They call it "Ohio City." We call it "The Near West Side." This used to get me steamed, especially on the day of the Ohio City Home Tour, which happened to be today.
The sign on my neighbor's house is more restrained than the ones I silk-screened twenty years ago and asked neighbors to put in their windows. My sign said "Cleveland is an Ohio City. This is a neighborhood" and had a big red slash over a dollar sign. Not very welcoming.
The dispute over the character and direction of the neighborhood can broadly be described in terms of economic "haves" vs. "have nots" but of course it's more complicated than that. Although I've always disliked the marketing emphasis that led to using the name Ohio City—more sexy than the lowly geographic Near West Side—I have to say that I'm not opposed to some of the changes that have come with it.
As more middle/higher income people have moved in, some problems often associated with poverty have diminished. While crime is still a part of urban life, the reports of murders within a few blocks of our house have become rare, not routine as they were twenty years ago. Cars racing down the street, sometimes ending up smashed against a pole by their joy-riding drivers, aren't a regular thing anymore. New houses being built on vacant lots are a whole lot better than the six or eight on Clinton that were burned by arsonists, one by one. Two of the houses we thought about buying met that fate.
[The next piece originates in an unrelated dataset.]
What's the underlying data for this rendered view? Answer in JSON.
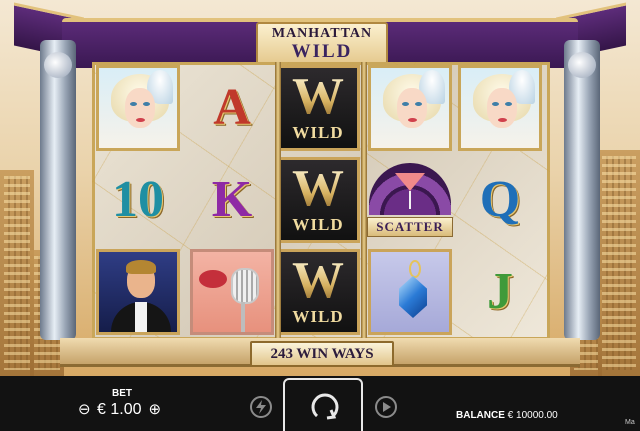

And despite the half-million dollar condos on the next block, we haven't lost our soul completely. The neighborhood is still home to many social service agencies, and the free meals programs that I used to be part of still carry on, serving many more than when I was cooking big pots of beans and franks and taking them to St. Pat's on Wednesdays. I'm not nearly as enthused about it as before, but I'm happy that someone is. It's what we do on the Near West Side.